■ **DATA EXTRACTS**
• • • • • • •

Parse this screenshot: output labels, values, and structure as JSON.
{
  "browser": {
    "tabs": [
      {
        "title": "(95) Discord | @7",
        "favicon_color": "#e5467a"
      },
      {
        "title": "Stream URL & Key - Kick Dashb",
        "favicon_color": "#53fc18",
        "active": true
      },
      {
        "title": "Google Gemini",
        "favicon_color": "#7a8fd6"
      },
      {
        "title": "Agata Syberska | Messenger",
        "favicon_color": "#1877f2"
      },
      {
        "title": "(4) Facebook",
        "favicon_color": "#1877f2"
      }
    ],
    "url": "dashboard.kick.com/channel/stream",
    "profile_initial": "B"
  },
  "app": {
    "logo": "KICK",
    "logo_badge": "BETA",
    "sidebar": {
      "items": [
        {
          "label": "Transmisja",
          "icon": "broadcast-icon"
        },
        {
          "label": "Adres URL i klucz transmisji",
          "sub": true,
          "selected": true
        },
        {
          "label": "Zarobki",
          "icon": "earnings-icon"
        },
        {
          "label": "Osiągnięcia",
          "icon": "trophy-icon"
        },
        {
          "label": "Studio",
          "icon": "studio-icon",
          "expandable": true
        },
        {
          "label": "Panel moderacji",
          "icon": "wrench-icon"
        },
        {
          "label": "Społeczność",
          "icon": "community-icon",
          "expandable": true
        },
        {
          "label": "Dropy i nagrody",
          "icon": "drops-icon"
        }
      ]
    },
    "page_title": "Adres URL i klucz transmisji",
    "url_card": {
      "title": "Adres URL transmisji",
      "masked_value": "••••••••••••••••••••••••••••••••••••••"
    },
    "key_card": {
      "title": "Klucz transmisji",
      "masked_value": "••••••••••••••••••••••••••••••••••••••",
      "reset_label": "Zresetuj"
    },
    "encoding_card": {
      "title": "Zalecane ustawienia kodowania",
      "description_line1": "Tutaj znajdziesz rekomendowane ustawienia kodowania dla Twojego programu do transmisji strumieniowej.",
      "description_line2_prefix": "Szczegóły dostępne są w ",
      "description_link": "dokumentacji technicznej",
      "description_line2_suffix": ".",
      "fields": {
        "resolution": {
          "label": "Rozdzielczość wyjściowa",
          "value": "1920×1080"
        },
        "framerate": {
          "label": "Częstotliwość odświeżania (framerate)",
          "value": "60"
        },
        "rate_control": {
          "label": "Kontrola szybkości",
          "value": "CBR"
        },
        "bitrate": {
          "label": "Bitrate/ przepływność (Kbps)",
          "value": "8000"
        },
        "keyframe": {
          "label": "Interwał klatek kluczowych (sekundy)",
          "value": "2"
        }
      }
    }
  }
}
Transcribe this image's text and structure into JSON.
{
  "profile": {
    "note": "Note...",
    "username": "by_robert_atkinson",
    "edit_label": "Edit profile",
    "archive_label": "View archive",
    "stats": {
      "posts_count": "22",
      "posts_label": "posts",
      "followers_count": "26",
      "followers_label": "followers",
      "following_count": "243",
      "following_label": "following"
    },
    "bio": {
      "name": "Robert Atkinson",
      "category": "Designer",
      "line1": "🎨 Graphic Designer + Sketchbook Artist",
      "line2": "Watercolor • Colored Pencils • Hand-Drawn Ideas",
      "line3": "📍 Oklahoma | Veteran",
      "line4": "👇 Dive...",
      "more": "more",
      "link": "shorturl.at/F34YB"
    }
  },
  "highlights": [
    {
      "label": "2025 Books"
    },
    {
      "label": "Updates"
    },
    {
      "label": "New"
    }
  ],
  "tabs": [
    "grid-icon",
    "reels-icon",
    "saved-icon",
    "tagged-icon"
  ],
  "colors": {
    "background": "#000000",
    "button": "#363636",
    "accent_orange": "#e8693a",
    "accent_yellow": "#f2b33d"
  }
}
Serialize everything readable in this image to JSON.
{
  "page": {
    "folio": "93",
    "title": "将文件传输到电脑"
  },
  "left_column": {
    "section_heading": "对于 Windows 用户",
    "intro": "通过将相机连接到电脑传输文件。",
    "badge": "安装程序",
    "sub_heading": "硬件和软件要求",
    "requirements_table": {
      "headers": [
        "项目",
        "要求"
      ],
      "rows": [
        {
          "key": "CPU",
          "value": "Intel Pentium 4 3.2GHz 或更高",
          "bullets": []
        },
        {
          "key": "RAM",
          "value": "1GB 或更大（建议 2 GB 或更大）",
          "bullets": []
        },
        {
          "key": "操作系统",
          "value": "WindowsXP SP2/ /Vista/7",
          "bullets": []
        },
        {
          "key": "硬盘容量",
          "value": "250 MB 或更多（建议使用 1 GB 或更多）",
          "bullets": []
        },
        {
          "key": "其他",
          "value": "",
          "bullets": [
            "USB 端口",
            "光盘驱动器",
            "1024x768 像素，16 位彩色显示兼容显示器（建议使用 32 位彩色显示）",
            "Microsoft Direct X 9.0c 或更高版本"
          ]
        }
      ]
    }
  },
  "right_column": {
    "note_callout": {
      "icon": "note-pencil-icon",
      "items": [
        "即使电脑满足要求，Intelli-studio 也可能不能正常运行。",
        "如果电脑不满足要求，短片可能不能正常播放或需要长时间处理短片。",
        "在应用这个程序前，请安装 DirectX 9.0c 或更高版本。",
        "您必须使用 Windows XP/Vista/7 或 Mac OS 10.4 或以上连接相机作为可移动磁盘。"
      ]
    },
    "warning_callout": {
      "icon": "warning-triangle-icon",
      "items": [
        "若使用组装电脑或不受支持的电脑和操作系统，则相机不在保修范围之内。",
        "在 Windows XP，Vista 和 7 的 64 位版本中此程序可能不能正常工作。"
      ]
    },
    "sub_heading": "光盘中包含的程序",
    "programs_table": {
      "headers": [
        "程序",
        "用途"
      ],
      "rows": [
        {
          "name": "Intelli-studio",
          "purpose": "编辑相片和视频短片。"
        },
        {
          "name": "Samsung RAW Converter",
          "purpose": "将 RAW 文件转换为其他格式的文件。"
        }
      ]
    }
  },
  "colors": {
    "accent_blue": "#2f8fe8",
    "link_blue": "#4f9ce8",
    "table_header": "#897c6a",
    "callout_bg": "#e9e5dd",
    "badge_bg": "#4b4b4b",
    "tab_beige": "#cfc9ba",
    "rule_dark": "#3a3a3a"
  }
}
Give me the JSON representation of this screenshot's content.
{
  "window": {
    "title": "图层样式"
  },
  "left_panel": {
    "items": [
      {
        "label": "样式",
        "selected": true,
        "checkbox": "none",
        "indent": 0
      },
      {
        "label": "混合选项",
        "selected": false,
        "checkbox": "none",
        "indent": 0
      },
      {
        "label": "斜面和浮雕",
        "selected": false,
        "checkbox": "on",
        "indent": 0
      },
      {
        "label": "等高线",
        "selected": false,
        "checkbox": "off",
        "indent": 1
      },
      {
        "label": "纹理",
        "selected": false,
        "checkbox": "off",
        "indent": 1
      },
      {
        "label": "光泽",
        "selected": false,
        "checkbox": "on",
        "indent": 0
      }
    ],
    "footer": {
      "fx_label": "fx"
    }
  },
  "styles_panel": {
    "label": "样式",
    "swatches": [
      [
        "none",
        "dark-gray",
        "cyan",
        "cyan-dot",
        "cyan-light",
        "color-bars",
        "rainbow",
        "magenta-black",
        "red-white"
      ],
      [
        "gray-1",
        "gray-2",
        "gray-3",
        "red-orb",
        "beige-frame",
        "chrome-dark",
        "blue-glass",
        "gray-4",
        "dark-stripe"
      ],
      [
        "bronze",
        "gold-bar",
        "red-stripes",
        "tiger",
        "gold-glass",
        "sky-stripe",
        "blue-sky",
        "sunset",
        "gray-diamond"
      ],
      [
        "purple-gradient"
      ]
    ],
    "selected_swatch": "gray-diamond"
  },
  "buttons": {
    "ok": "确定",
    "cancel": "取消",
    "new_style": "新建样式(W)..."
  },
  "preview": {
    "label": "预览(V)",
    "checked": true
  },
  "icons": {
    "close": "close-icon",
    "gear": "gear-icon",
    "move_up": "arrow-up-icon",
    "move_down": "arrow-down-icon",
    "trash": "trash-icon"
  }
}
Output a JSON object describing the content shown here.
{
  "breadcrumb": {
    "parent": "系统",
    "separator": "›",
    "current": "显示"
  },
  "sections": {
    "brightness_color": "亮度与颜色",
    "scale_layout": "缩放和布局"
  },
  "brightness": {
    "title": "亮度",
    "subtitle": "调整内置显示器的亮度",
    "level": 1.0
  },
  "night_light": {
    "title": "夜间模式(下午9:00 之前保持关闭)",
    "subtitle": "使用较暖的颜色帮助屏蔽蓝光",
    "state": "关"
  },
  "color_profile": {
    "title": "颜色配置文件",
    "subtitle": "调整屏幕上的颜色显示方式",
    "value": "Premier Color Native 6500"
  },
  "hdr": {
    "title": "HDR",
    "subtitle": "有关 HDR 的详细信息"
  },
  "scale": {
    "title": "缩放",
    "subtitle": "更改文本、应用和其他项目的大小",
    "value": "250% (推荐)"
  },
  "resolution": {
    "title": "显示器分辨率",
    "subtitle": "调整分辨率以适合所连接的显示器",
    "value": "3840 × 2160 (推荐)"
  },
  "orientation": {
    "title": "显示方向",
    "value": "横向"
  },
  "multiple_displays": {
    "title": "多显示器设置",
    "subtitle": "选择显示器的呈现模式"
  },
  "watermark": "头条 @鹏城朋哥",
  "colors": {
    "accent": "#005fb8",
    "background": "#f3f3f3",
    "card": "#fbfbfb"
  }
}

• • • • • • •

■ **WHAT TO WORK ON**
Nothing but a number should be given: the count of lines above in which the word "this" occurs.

■ **TASK OUTPUT**
4